◆ Work instructions ◆
For each line in the records that contains "açıklar", make a copy.

(Items from an interface collection)
▼
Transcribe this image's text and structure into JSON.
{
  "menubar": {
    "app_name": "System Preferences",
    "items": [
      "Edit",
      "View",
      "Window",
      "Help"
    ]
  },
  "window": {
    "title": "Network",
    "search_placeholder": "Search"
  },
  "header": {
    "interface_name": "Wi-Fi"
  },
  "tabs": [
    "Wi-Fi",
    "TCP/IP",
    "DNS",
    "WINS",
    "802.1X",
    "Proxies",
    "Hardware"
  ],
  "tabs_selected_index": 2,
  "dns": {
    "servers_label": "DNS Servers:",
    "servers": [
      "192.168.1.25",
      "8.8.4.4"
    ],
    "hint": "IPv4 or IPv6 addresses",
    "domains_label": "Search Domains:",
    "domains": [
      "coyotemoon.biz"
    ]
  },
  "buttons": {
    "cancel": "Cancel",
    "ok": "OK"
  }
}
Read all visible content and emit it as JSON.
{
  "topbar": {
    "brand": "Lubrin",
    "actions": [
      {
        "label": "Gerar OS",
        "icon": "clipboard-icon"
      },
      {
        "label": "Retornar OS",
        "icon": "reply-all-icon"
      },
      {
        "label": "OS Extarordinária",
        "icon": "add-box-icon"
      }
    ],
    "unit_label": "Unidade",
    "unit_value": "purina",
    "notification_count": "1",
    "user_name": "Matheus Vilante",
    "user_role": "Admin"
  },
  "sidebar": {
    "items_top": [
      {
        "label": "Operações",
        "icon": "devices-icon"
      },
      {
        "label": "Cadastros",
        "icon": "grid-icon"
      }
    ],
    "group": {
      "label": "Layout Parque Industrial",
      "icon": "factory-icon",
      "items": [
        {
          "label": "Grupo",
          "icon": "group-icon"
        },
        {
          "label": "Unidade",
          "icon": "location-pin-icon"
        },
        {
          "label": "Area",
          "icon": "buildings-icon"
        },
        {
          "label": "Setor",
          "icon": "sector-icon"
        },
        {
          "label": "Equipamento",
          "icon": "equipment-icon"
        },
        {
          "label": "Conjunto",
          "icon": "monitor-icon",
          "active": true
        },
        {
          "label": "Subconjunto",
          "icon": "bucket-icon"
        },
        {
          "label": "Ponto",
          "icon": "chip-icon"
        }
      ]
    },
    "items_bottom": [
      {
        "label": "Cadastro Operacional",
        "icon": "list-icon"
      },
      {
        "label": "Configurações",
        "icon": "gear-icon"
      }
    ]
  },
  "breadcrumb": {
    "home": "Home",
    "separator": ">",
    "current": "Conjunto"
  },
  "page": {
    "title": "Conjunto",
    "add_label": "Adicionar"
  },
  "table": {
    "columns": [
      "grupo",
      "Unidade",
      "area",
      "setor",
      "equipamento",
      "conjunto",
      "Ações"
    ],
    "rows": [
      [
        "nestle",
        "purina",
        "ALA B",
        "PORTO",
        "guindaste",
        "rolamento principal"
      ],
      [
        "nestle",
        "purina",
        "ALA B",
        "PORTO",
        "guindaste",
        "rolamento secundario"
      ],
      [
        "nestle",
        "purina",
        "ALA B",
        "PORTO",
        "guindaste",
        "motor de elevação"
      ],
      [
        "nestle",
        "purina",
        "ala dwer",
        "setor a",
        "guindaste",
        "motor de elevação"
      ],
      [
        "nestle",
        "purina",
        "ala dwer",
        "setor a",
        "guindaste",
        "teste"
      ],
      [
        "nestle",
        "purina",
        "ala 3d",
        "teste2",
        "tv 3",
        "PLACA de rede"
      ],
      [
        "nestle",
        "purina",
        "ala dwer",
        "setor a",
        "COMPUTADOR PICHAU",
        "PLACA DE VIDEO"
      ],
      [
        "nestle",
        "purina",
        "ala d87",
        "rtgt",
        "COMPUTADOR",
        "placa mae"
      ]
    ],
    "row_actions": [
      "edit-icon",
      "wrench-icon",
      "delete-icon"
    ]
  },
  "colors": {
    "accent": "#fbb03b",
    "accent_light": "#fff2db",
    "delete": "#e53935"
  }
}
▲
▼
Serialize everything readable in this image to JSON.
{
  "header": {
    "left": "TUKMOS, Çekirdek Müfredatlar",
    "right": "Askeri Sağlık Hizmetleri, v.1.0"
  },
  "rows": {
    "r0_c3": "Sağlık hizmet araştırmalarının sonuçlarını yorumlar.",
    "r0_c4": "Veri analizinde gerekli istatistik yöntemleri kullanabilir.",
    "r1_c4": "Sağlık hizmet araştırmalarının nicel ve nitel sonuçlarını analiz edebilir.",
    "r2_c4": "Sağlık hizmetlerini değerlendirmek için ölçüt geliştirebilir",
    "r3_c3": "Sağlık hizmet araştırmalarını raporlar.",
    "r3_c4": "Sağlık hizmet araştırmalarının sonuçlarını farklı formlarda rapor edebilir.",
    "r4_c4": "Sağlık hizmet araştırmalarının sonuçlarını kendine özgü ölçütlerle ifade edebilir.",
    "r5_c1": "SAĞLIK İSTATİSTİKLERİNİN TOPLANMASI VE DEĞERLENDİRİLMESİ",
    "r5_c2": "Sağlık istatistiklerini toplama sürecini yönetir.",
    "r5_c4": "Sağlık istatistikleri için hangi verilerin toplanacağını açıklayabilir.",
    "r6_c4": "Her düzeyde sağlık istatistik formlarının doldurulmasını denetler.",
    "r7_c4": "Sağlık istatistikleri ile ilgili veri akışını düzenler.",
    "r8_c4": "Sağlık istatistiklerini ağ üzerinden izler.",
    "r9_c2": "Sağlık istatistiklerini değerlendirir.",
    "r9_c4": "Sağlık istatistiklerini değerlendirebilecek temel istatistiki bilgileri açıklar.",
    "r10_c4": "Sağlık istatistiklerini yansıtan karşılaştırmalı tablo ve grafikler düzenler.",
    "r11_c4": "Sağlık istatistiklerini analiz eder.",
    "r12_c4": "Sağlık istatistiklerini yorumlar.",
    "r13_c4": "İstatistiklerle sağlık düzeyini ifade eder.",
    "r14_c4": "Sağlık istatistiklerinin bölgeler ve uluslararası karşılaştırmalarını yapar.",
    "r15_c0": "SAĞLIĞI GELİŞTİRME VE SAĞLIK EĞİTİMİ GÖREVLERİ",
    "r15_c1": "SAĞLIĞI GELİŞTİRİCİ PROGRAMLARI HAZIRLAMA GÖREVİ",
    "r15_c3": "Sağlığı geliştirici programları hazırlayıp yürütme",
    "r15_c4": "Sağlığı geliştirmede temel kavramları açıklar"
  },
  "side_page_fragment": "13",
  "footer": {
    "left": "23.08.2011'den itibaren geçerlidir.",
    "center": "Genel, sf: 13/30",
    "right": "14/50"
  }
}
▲
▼
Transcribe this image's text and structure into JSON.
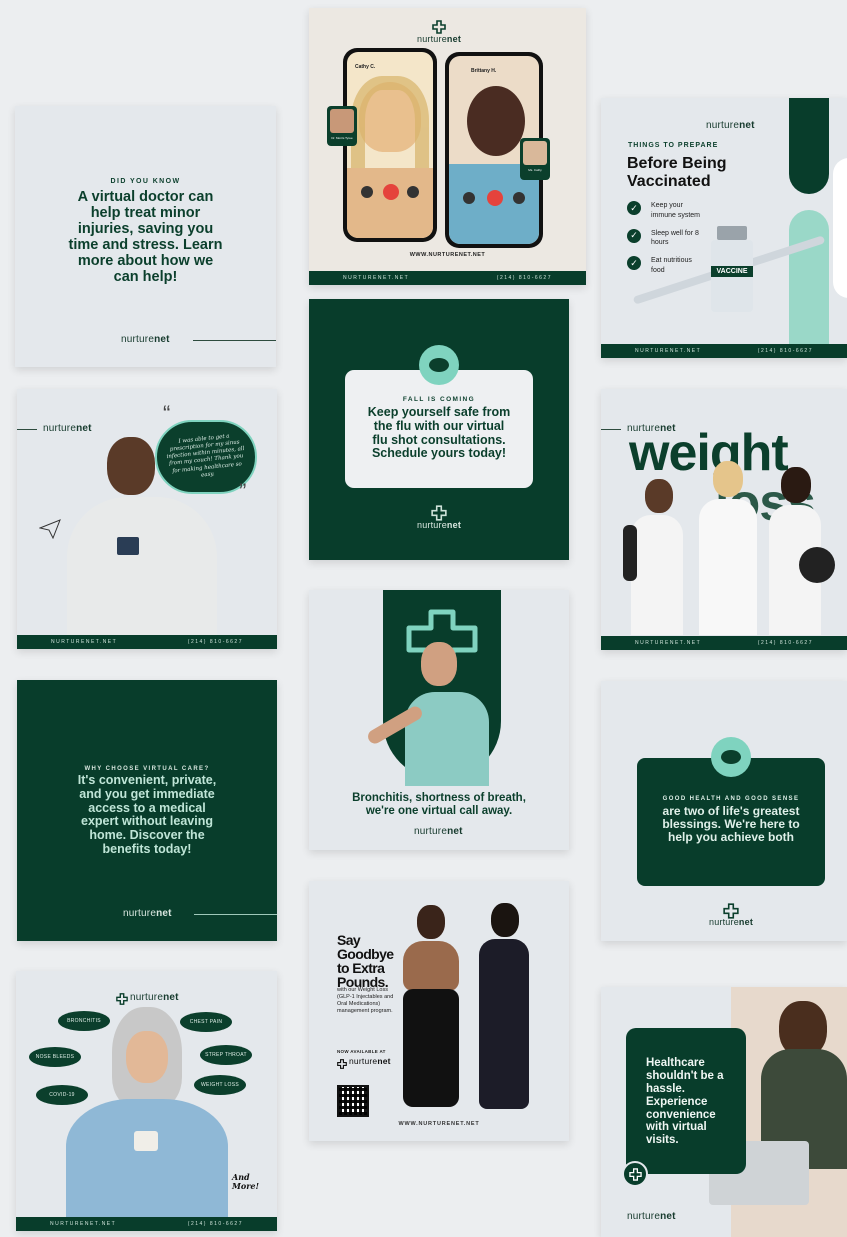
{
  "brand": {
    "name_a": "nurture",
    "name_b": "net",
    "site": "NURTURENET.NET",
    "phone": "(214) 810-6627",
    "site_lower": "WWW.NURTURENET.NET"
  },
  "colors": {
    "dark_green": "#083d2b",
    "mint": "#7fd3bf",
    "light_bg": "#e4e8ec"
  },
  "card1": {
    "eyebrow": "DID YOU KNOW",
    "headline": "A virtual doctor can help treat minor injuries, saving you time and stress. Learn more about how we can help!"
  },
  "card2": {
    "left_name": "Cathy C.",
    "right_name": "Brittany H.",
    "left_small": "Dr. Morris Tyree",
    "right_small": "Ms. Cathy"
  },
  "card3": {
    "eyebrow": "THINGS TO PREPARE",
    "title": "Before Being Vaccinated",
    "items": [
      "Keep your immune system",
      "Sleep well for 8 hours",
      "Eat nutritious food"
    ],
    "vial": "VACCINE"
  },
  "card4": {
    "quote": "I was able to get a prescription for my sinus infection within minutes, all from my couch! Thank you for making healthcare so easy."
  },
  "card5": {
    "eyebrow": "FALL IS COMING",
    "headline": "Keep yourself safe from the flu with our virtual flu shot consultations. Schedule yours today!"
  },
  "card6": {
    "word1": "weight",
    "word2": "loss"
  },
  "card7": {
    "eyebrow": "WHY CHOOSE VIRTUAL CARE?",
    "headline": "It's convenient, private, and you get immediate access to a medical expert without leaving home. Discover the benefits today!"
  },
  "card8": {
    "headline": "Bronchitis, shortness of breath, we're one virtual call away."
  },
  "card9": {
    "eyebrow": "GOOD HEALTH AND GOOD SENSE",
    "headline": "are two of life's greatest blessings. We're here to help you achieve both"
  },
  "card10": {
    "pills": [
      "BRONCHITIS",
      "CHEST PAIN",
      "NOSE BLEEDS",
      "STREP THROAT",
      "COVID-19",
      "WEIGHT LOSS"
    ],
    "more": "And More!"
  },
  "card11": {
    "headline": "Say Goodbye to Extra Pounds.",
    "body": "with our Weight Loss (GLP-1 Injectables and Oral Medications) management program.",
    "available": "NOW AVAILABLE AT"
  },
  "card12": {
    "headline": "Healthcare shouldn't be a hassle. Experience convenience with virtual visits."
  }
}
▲
◆ Expected output ◆
    "r9_c4": "Sağlık istatistiklerini değerlendirebilecek temel istatistiki bilgileri açıklar.",
    "r15_c4": "Sağlığı geliştirmede temel kavramları açıklar"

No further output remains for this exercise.